“It was a great game for the fans,” said Thunder coach Scott Brooks. “It’s not the way that we anticipated it going into the game. But sometimes you have to win different ways. And our guys never gave up. Golden State was on fire.”
Kevin Durant shook off a slow start to score a team-high 33 points with 10 rebounds and seven assists to lead the Thunder. His 18-foot bank shot from the left elbow off an inbounds pass from James Harden served as the go-ahead bucket, giving the Thunder a 117-116 lead with lead with 14.2 seconds remaining.
Durant admitted afterward that he didn’t call glass.
Monta Ellis missed a 3-pointer at the other end, and Russell Westbrook provided the final margin by canning two free throws with 1.1 seconds left to play.
The Thunder improved to 11-4 on the road, 2-1 on this five-game road trip and 6-1 in games decided by four points or less.
“That’s the sign of a good team. That’s the sign of maturing, because it’s a fine line between winning and losing,” said reserve center Nazr Mohammed.
Westbrook, who did the heavy lifting offensively early on, added 31 points with seven assists. Daequan Cook made five of six 3-pointers for 17 points, and Harden added 19 points and seven assists off the bench.
Obviously, with those numbers, offense wasn’t the issue. The Thunder’s defense was as deficient as it’s been all year. And even in victory, performances such as these can be troubling.
Oklahoma City allowed the Warriors to break their own opponent high for points in a game, previously 109 in an 11-point loss in this same building on Jan. 27. And Golden State shot 55 percent, narrowly missing the opponent high for field-goal percentage (56.3 percent) set by Clippers inside the Staples Center on Jan. 30.
For the fourth time in the past six games, the Thunder gave up at least 30 points in the opening period, yielding 35 to the Warriors.
“We had a tough one (Monday) night,” Durant said. “And sometimes you think about it a little bit and bring it to the next game.

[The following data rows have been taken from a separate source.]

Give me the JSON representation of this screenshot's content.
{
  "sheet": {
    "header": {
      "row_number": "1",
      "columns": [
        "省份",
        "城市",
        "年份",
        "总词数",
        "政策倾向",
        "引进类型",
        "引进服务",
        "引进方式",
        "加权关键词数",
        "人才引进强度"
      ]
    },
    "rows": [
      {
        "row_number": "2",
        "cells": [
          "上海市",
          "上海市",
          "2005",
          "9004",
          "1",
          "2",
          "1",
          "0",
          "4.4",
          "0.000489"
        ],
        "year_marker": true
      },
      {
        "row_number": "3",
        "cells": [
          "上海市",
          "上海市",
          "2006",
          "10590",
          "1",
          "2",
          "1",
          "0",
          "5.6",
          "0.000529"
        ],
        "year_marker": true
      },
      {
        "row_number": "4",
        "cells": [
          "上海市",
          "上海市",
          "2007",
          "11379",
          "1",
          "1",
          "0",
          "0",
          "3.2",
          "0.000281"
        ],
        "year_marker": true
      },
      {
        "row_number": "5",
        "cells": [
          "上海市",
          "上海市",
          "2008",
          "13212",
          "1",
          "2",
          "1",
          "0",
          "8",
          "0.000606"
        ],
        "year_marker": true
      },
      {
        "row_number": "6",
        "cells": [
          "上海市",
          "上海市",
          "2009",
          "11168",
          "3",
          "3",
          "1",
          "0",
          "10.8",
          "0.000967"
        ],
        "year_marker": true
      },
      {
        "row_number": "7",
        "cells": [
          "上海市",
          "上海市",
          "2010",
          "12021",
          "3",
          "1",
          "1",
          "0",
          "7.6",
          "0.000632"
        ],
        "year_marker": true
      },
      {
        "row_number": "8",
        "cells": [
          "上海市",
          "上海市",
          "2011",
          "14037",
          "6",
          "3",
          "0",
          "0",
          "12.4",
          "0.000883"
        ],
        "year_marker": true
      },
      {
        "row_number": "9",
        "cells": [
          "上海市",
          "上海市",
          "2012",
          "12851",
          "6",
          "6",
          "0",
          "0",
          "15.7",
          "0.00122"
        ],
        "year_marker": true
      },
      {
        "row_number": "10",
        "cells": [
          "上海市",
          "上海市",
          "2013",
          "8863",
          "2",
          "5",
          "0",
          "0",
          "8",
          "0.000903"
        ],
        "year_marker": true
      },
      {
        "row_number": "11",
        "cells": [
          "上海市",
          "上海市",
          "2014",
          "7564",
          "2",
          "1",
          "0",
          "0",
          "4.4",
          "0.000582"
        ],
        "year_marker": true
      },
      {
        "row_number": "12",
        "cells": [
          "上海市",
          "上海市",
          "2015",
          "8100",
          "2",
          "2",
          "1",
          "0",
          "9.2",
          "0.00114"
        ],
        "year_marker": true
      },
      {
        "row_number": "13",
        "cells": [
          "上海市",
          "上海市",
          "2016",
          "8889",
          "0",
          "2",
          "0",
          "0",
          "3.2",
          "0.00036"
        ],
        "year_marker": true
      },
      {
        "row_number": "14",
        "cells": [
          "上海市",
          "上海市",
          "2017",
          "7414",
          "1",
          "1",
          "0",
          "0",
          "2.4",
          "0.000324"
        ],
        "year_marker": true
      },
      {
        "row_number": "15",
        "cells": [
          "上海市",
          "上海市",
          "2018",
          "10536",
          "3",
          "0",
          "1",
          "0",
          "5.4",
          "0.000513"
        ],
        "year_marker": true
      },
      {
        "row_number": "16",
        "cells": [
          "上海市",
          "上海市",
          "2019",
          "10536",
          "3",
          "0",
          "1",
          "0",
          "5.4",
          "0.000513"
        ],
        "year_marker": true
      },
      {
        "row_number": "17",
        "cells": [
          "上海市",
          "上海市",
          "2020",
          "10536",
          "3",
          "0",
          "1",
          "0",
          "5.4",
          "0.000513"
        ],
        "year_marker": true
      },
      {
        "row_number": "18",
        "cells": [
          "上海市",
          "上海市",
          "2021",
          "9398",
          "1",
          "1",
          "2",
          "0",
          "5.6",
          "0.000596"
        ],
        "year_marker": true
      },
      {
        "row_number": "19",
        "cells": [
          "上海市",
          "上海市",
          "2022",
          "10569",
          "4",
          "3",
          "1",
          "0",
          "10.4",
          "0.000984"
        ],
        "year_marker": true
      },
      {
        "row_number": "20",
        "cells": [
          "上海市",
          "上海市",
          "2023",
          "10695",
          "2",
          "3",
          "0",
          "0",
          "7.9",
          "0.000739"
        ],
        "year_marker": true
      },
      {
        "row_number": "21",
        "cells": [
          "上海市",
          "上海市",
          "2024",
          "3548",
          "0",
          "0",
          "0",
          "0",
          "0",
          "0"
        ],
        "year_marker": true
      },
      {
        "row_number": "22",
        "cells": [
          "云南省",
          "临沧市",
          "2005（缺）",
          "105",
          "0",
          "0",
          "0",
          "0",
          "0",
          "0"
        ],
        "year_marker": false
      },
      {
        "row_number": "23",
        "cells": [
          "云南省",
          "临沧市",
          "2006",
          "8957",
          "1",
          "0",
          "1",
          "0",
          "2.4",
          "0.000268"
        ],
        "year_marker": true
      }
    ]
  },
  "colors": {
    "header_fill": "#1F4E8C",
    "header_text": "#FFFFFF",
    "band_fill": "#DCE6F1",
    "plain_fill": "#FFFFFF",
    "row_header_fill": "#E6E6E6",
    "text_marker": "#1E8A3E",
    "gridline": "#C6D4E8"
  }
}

Just how intense that game was; how emotional that game was and everything that happened, we kind of brought it here a little bit and we started off too relaxed. They hit us in the mouth early.”
Ellis led the charge with a career-high 48 points on 18-for-29 shooting. It broke Tony Parker’s scoring record for an opposing Thunder player this season. Parker had 42 last Saturday in San Antonio. Ellis connected on 12 of 17 shots in the first half and had registered 40 point in 26 minutes.
“We didn’t have any answers for (Ellis),” Brooks said.
Given the circumstances, the Thunder was just glad to get out of town with a win.
“We executed our plays at the end well,” Brooks said. “Even the ones that we missed, they were good looks. And that’s what you want as a team, to have growth in all areas of the game. Some areas are going to be slower than others. But I thought tonight, we did execute down the stretch. We got good looks and made big shots.”
The Thunder led 59-57 at halftime, but Golden State started the second half with a 13-5 spurt that put the Warriors ahead 70-64 in the first four minutes of the third period.
That’s about when it turned into a 3-point shootout.
Over the final seven minutes of the third quarter, both teams combined to shoot 13 3-pointers. The Thunder converted five of its nine hoists, helping it whittle down a deficit that grew to be as large as 12 to two. The teams combined to make 20-of-47 3-pointers for the game.
“You’re going to get wins like this,” Mohammed said. “It’s not always going to be pretty. You’re happy to get wins like this and not go home with losses you feel like you should have won. We didn’t play great. We gave up way too many points. Our defense in the pick-and-roll wasn’t as good as it’s going to be. But we won, we’re going to take it and we’re going to move on to (Sacramento).”
The Warriors had a chance to tie it on a last-second shot. But Durant blocked a corner 3-point attempt by Brandon Rush to seal the win.